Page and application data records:
+--

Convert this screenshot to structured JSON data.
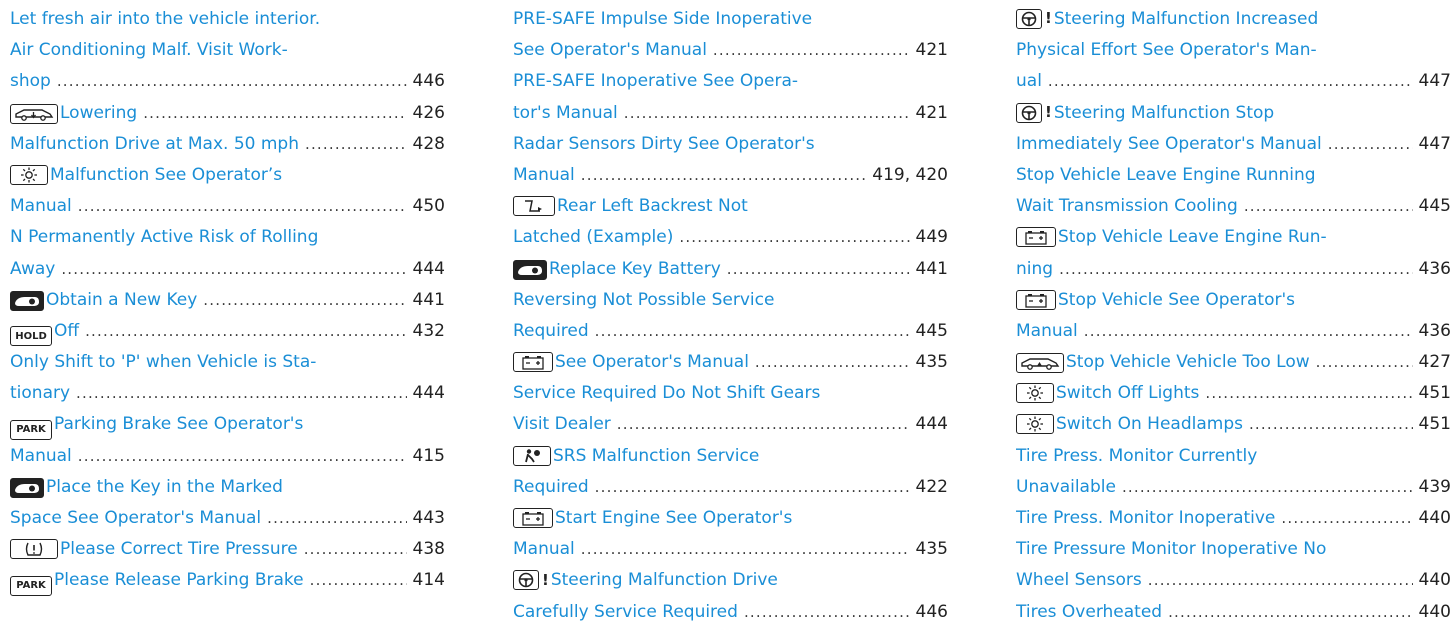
{
  "columns": [
    [
      {
        "lines": [
          "Let fresh air into the vehicle interior."
        ]
      },
      {
        "lines": [
          "Air Conditioning Malf. Visit Work-",
          "shop"
        ],
        "page": "446"
      },
      {
        "icon": "vehicle-lowering-icon",
        "lines": [
          "Lowering"
        ],
        "page": "426"
      },
      {
        "lines": [
          "Malfunction Drive at Max. 50 mph"
        ],
        "page": "428"
      },
      {
        "icon": "light-icon",
        "lines": [
          "Malfunction See Operator’s",
          "Manual"
        ],
        "page": "450"
      },
      {
        "lines": [
          "N Permanently Active Risk of Rolling",
          "Away"
        ],
        "page": "444"
      },
      {
        "icon": "key-icon",
        "lines": [
          "Obtain a New Key"
        ],
        "page": "441"
      },
      {
        "icon": "hold-icon",
        "icon_text": "HOLD",
        "lines": [
          "Off"
        ],
        "page": "432"
      },
      {
        "lines": [
          "Only Shift to 'P' when Vehicle is Sta-",
          "tionary"
        ],
        "page": "444"
      },
      {
        "icon": "park-icon",
        "icon_text": "PARK",
        "lines": [
          "Parking Brake See Operator's",
          "Manual"
        ],
        "page": "415"
      },
      {
        "icon": "key-icon",
        "lines": [
          "Place the Key in the Marked",
          "Space See Operator's Manual"
        ],
        "page": "443"
      },
      {
        "icon": "tire-pressure-icon",
        "lines": [
          "Please Correct Tire Pressure"
        ],
        "page": "438"
      },
      {
        "icon": "park-icon",
        "icon_text": "PARK",
        "lines": [
          "Please Release Parking Brake"
        ],
        "page": "414"
      }
    ],
    [
      {
        "lines": [
          "PRE-SAFE Impulse Side Inoperative",
          "See Operator's Manual"
        ],
        "page": "421"
      },
      {
        "lines": [
          "PRE-SAFE Inoperative See Opera-",
          "tor's Manual"
        ],
        "page": "421"
      },
      {
        "lines": [
          "Radar Sensors Dirty See Operator's",
          "Manual"
        ],
        "page": "419, 420"
      },
      {
        "icon": "backrest-icon",
        "lines": [
          "Rear Left Backrest Not",
          "Latched (Example)"
        ],
        "page": "449"
      },
      {
        "icon": "key-icon",
        "lines": [
          "Replace Key Battery"
        ],
        "page": "441"
      },
      {
        "lines": [
          "Reversing Not Possible Service",
          "Required"
        ],
        "page": "445"
      },
      {
        "icon": "battery-icon",
        "lines": [
          "See Operator's Manual"
        ],
        "page": "435"
      },
      {
        "lines": [
          "Service Required Do Not Shift Gears",
          "Visit Dealer"
        ],
        "page": "444"
      },
      {
        "icon": "airbag-icon",
        "lines": [
          "SRS Malfunction Service",
          "Required"
        ],
        "page": "422"
      },
      {
        "icon": "battery-icon",
        "lines": [
          "Start Engine See Operator's",
          "Manual"
        ],
        "page": "435"
      },
      {
        "icon": "steering-warning-icon",
        "icon_text": "!",
        "lines": [
          "Steering Malfunction Drive",
          "Carefully Service Required"
        ],
        "page": "446"
      }
    ],
    [
      {
        "icon": "steering-warning-icon",
        "icon_text": "!",
        "lines": [
          "Steering Malfunction Increased",
          "Physical Effort See Operator's Man-",
          "ual"
        ],
        "page": "447"
      },
      {
        "icon": "steering-warning-icon",
        "icon_text": "!",
        "lines": [
          "Steering Malfunction Stop",
          "Immediately See Operator's Manual"
        ],
        "page": "447"
      },
      {
        "lines": [
          "Stop Vehicle Leave Engine Running",
          "Wait Transmission Cooling"
        ],
        "page": "445"
      },
      {
        "icon": "battery-icon",
        "lines": [
          "Stop Vehicle Leave Engine Run-",
          "ning"
        ],
        "page": "436"
      },
      {
        "icon": "battery-icon",
        "lines": [
          "Stop Vehicle See Operator's",
          "Manual"
        ],
        "page": "436"
      },
      {
        "icon": "vehicle-low-icon",
        "lines": [
          "Stop Vehicle Vehicle Too Low"
        ],
        "page": "427"
      },
      {
        "icon": "light-icon",
        "lines": [
          "Switch Off Lights"
        ],
        "page": "451"
      },
      {
        "icon": "light-icon",
        "lines": [
          "Switch On Headlamps"
        ],
        "page": "451"
      },
      {
        "lines": [
          "Tire Press. Monitor Currently",
          "Unavailable"
        ],
        "page": "439"
      },
      {
        "lines": [
          "Tire Press. Monitor Inoperative"
        ],
        "page": "440"
      },
      {
        "lines": [
          "Tire Pressure Monitor Inoperative No",
          "Wheel Sensors"
        ],
        "page": "440"
      },
      {
        "lines": [
          "Tires Overheated"
        ],
        "page": "440"
      }
    ]
  ]
}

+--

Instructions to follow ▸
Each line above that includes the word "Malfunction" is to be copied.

Answer to this exercise ▸
          "Malfunction Drive at Max. 50 mph"
          "Malfunction See Operator’s",
          "SRS Malfunction Service",
          "Steering Malfunction Drive",
          "Steering Malfunction Increased",
          "Steering Malfunction Stop",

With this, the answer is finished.